■ Exercise
Copy every line below. Do not alter any of them.

(The input Opens)

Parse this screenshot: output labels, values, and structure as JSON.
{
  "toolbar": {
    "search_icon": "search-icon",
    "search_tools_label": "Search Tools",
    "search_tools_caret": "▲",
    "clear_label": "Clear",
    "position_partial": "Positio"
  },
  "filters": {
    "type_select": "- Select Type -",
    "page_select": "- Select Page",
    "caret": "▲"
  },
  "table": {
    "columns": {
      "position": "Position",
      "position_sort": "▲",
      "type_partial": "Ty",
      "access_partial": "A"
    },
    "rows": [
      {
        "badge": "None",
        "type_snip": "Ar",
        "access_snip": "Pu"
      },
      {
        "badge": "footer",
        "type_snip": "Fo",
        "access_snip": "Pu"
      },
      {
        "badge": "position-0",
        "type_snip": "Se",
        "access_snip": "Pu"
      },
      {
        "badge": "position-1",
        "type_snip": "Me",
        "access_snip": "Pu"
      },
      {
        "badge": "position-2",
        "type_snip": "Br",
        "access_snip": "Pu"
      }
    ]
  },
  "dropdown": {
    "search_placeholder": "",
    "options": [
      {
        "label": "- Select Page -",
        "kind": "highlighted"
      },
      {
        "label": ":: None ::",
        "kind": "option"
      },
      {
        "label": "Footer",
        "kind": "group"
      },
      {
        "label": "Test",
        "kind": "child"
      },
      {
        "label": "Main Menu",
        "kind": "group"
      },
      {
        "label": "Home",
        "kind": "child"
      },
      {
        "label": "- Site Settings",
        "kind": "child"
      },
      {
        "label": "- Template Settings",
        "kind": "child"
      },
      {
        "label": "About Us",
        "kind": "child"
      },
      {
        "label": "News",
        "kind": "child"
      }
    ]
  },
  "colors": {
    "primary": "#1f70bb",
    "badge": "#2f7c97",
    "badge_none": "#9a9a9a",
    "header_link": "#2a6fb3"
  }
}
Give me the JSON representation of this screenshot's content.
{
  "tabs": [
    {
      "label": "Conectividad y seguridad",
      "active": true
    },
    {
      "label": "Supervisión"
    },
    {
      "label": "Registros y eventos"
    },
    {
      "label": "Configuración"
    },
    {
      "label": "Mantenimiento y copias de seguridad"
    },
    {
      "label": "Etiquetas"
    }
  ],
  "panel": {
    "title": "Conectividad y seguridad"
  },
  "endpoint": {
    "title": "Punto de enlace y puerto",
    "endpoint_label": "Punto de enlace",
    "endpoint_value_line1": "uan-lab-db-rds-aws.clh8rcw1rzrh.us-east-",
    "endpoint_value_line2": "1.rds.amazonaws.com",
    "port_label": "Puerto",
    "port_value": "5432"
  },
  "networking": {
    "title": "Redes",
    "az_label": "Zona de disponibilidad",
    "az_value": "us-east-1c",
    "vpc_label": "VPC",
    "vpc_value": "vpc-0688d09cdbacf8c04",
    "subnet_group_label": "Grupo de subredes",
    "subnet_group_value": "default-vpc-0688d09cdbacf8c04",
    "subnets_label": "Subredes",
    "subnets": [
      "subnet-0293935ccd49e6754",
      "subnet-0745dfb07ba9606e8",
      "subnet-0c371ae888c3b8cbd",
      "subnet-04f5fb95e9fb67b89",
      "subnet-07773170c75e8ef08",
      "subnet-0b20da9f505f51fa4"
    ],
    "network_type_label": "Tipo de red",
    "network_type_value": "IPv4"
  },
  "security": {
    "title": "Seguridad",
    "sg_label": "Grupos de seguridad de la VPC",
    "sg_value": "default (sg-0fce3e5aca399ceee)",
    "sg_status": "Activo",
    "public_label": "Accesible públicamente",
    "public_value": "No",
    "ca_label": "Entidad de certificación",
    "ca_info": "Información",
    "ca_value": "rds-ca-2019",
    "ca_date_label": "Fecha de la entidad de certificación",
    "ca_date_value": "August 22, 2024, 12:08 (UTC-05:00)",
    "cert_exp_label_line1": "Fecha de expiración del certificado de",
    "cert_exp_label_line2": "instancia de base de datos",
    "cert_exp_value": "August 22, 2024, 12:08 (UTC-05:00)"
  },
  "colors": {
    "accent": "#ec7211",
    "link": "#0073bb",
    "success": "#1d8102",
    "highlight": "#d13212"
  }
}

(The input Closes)

■ Output for this task
Parse this screenshot: output labels, values, and structure as JSON.
{
  "toolbar": {
    "search_icon": "search-icon",
    "search_tools_label": "Search Tools",
    "search_tools_caret": "▲",
    "clear_label": "Clear",
    "position_partial": "Positio"
  },
  "filters": {
    "type_select": "- Select Type -",
    "page_select": "- Select Page",
    "caret": "▲"
  },
  "table": {
    "columns": {
      "position": "Position",
      "position_sort": "▲",
      "type_partial": "Ty",
      "access_partial": "A"
    },
    "rows": [
      {
        "badge": "None",
        "type_snip": "Ar",
        "access_snip": "Pu"
      },
      {
        "badge": "footer",
        "type_snip": "Fo",
        "access_snip": "Pu"
      },
      {
        "badge": "position-0",
        "type_snip": "Se",
        "access_snip": "Pu"
      },
      {
        "badge": "position-1",
        "type_snip": "Me",
        "access_snip": "Pu"
      },
      {
        "badge": "position-2",
        "type_snip": "Br",
        "access_snip": "Pu"
      }
    ]
  },
  "dropdown": {
    "search_placeholder": "",
    "options": [
      {
        "label": "- Select Page -",
        "kind": "highlighted"
      },
      {
        "label": ":: None ::",
        "kind": "option"
      },
      {
        "label": "Footer",
        "kind": "group"
      },
      {
        "label": "Test",
        "kind": "child"
      },
      {
        "label": "Main Menu",
        "kind": "group"
      },
      {
        "label": "Home",
        "kind": "child"
      },
      {
        "label": "- Site Settings",
        "kind": "child"
      },
      {
        "label": "- Template Settings",
        "kind": "child"
      },
      {
        "label": "About Us",
        "kind": "child"
      },
      {
        "label": "News",
        "kind": "child"
      }
    ]
  },
  "colors": {
    "primary": "#1f70bb",
    "badge": "#2f7c97",
    "badge_none": "#9a9a9a",
    "header_link": "#2a6fb3"
  }
}
Give me the JSON representation of this screenshot's content.
{
  "tabs": [
    {
      "label": "Conectividad y seguridad",
      "active": true
    },
    {
      "label": "Supervisión"
    },
    {
      "label": "Registros y eventos"
    },
    {
      "label": "Configuración"
    },
    {
      "label": "Mantenimiento y copias de seguridad"
    },
    {
      "label": "Etiquetas"
    }
  ],
  "panel": {
    "title": "Conectividad y seguridad"
  },
  "endpoint": {
    "title": "Punto de enlace y puerto",
    "endpoint_label": "Punto de enlace",
    "endpoint_value_line1": "uan-lab-db-rds-aws.clh8rcw1rzrh.us-east-",
    "endpoint_value_line2": "1.rds.amazonaws.com",
    "port_label": "Puerto",
    "port_value": "5432"
  },
  "networking": {
    "title": "Redes",
    "az_label": "Zona de disponibilidad",
    "az_value": "us-east-1c",
    "vpc_label": "VPC",
    "vpc_value": "vpc-0688d09cdbacf8c04",
    "subnet_group_label": "Grupo de subredes",
    "subnet_group_value": "default-vpc-0688d09cdbacf8c04",
    "subnets_label": "Subredes",
    "subnets": [
      "subnet-0293935ccd49e6754",
      "subnet-0745dfb07ba9606e8",
      "subnet-0c371ae888c3b8cbd",
      "subnet-04f5fb95e9fb67b89",
      "subnet-07773170c75e8ef08",
      "subnet-0b20da9f505f51fa4"
    ],
    "network_type_label": "Tipo de red",
    "network_type_value": "IPv4"
  },
  "security": {
    "title": "Seguridad",
    "sg_label": "Grupos de seguridad de la VPC",
    "sg_value": "default (sg-0fce3e5aca399ceee)",
    "sg_status": "Activo",
    "public_label": "Accesible públicamente",
    "public_value": "No",
    "ca_label": "Entidad de certificación",
    "ca_info": "Información",
    "ca_value": "rds-ca-2019",
    "ca_date_label": "Fecha de la entidad de certificación",
    "ca_date_value": "August 22, 2024, 12:08 (UTC-05:00)",
    "cert_exp_label_line1": "Fecha de expiración del certificado de",
    "cert_exp_label_line2": "instancia de base de datos",
    "cert_exp_value": "August 22, 2024, 12:08 (UTC-05:00)"
  },
  "colors": {
    "accent": "#ec7211",
    "link": "#0073bb",
    "success": "#1d8102",
    "highlight": "#d13212"
  }
}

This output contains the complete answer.